**Data under study:**

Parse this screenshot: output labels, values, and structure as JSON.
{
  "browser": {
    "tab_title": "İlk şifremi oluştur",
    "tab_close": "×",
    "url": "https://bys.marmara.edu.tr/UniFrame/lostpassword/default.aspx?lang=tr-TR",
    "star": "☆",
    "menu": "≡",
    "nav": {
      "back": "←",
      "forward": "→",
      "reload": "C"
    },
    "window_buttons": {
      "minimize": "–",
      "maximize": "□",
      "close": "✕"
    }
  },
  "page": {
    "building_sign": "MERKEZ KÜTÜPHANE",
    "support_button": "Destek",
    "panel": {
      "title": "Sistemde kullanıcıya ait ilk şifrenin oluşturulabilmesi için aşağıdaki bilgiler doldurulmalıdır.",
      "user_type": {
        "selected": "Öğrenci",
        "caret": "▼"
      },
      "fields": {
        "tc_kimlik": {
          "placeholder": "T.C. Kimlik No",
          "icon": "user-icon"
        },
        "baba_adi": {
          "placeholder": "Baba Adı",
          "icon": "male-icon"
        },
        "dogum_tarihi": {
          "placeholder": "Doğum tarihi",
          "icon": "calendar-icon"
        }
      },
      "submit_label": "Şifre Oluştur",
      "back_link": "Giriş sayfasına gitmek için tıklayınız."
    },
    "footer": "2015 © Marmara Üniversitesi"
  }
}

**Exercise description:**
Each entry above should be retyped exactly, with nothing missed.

**Written answer:**
Parse this screenshot: output labels, values, and structure as JSON.
{
  "browser": {
    "tab_title": "İlk şifremi oluştur",
    "tab_close": "×",
    "url": "https://bys.marmara.edu.tr/UniFrame/lostpassword/default.aspx?lang=tr-TR",
    "star": "☆",
    "menu": "≡",
    "nav": {
      "back": "←",
      "forward": "→",
      "reload": "C"
    },
    "window_buttons": {
      "minimize": "–",
      "maximize": "□",
      "close": "✕"
    }
  },
  "page": {
    "building_sign": "MERKEZ KÜTÜPHANE",
    "support_button": "Destek",
    "panel": {
      "title": "Sistemde kullanıcıya ait ilk şifrenin oluşturulabilmesi için aşağıdaki bilgiler doldurulmalıdır.",
      "user_type": {
        "selected": "Öğrenci",
        "caret": "▼"
      },
      "fields": {
        "tc_kimlik": {
          "placeholder": "T.C. Kimlik No",
          "icon": "user-icon"
        },
        "baba_adi": {
          "placeholder": "Baba Adı",
          "icon": "male-icon"
        },
        "dogum_tarihi": {
          "placeholder": "Doğum tarihi",
          "icon": "calendar-icon"
        }
      },
      "submit_label": "Şifre Oluştur",
      "back_link": "Giriş sayfasına gitmek için tıklayınız."
    },
    "footer": "2015 © Marmara Üniversitesi"
  }
}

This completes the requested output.